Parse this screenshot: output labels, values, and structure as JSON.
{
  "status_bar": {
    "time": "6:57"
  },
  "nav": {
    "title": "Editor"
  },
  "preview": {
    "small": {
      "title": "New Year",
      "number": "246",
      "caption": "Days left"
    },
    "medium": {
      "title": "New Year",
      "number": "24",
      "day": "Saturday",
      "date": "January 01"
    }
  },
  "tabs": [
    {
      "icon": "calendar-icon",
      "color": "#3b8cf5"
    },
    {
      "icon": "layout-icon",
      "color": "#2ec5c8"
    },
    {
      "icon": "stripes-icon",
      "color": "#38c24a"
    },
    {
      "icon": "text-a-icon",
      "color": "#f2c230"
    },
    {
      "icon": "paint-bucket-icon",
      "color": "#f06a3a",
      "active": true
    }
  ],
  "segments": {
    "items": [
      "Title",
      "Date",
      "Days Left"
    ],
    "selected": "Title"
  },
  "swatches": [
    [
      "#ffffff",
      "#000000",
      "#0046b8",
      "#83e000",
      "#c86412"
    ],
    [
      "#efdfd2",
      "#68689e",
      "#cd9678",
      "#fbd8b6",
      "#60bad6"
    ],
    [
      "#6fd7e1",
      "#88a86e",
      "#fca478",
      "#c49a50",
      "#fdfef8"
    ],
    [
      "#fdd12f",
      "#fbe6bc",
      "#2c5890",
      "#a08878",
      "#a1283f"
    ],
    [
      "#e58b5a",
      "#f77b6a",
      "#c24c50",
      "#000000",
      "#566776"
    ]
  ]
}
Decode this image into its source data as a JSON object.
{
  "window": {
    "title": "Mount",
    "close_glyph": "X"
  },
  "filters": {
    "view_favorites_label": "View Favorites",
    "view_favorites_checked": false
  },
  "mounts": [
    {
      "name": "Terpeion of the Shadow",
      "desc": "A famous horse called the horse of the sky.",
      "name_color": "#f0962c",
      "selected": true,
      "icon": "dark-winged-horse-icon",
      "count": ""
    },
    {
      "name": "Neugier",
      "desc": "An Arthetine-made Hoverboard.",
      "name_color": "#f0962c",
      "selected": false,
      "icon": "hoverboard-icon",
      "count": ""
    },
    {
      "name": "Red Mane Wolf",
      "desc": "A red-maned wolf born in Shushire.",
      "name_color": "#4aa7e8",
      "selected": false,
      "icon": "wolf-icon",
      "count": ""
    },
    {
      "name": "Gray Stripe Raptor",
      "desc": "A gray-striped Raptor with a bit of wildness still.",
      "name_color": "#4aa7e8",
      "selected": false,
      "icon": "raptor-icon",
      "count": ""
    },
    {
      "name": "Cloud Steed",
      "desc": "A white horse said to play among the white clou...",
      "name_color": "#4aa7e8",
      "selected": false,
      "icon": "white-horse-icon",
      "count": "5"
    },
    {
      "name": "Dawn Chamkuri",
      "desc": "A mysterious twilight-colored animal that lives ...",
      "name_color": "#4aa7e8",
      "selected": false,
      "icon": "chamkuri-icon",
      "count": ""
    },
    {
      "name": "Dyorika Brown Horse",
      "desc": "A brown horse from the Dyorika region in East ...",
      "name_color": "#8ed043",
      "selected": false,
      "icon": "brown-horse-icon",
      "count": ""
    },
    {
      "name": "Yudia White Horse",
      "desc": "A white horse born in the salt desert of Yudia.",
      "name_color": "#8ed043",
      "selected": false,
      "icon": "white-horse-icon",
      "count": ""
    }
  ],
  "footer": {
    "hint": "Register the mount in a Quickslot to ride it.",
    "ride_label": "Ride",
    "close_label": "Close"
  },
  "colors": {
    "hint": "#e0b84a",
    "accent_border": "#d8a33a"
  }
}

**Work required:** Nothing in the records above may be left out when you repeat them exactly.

**Output for this task:**
Parse this screenshot: output labels, values, and structure as JSON.
{
  "status_bar": {
    "time": "6:57"
  },
  "nav": {
    "title": "Editor"
  },
  "preview": {
    "small": {
      "title": "New Year",
      "number": "246",
      "caption": "Days left"
    },
    "medium": {
      "title": "New Year",
      "number": "24",
      "day": "Saturday",
      "date": "January 01"
    }
  },
  "tabs": [
    {
      "icon": "calendar-icon",
      "color": "#3b8cf5"
    },
    {
      "icon": "layout-icon",
      "color": "#2ec5c8"
    },
    {
      "icon": "stripes-icon",
      "color": "#38c24a"
    },
    {
      "icon": "text-a-icon",
      "color": "#f2c230"
    },
    {
      "icon": "paint-bucket-icon",
      "color": "#f06a3a",
      "active": true
    }
  ],
  "segments": {
    "items": [
      "Title",
      "Date",
      "Days Left"
    ],
    "selected": "Title"
  },
  "swatches": [
    [
      "#ffffff",
      "#000000",
      "#0046b8",
      "#83e000",
      "#c86412"
    ],
    [
      "#efdfd2",
      "#68689e",
      "#cd9678",
      "#fbd8b6",
      "#60bad6"
    ],
    [
      "#6fd7e1",
      "#88a86e",
      "#fca478",
      "#c49a50",
      "#fdfef8"
    ],
    [
      "#fdd12f",
      "#fbe6bc",
      "#2c5890",
      "#a08878",
      "#a1283f"
    ],
    [
      "#e58b5a",
      "#f77b6a",
      "#c24c50",
      "#000000",
      "#566776"
    ]
  ]
}
Decode this image into its source data as a JSON object.
{
  "window": {
    "title": "Mount",
    "close_glyph": "X"
  },
  "filters": {
    "view_favorites_label": "View Favorites",
    "view_favorites_checked": false
  },
  "mounts": [
    {
      "name": "Terpeion of the Shadow",
      "desc": "A famous horse called the horse of the sky.",
      "name_color": "#f0962c",
      "selected": true,
      "icon": "dark-winged-horse-icon",
      "count": ""
    },
    {
      "name": "Neugier",
      "desc": "An Arthetine-made Hoverboard.",
      "name_color": "#f0962c",
      "selected": false,
      "icon": "hoverboard-icon",
      "count": ""
    },
    {
      "name": "Red Mane Wolf",
      "desc": "A red-maned wolf born in Shushire.",
      "name_color": "#4aa7e8",
      "selected": false,
      "icon": "wolf-icon",
      "count": ""
    },
    {
      "name": "Gray Stripe Raptor",
      "desc": "A gray-striped Raptor with a bit of wildness still.",
      "name_color": "#4aa7e8",
      "selected": false,
      "icon": "raptor-icon",
      "count": ""
    },
    {
      "name": "Cloud Steed",
      "desc": "A white horse said to play among the white clou...",
      "name_color": "#4aa7e8",
      "selected": false,
      "icon": "white-horse-icon",
      "count": "5"
    },
    {
      "name": "Dawn Chamkuri",
      "desc": "A mysterious twilight-colored animal that lives ...",
      "name_color": "#4aa7e8",
      "selected": false,
      "icon": "chamkuri-icon",
      "count": ""
    },
    {
      "name": "Dyorika Brown Horse",
      "desc": "A brown horse from the Dyorika region in East ...",
      "name_color": "#8ed043",
      "selected": false,
      "icon": "brown-horse-icon",
      "count": ""
    },
    {
      "name": "Yudia White Horse",
      "desc": "A white horse born in the salt desert of Yudia.",
      "name_color": "#8ed043",
      "selected": false,
      "icon": "white-horse-icon",
      "count": ""
    }
  ],
  "footer": {
    "hint": "Register the mount in a Quickslot to ride it.",
    "ride_label": "Ride",
    "close_label": "Close"
  },
  "colors": {
    "hint": "#e0b84a",
    "accent_border": "#d8a33a"
  }
}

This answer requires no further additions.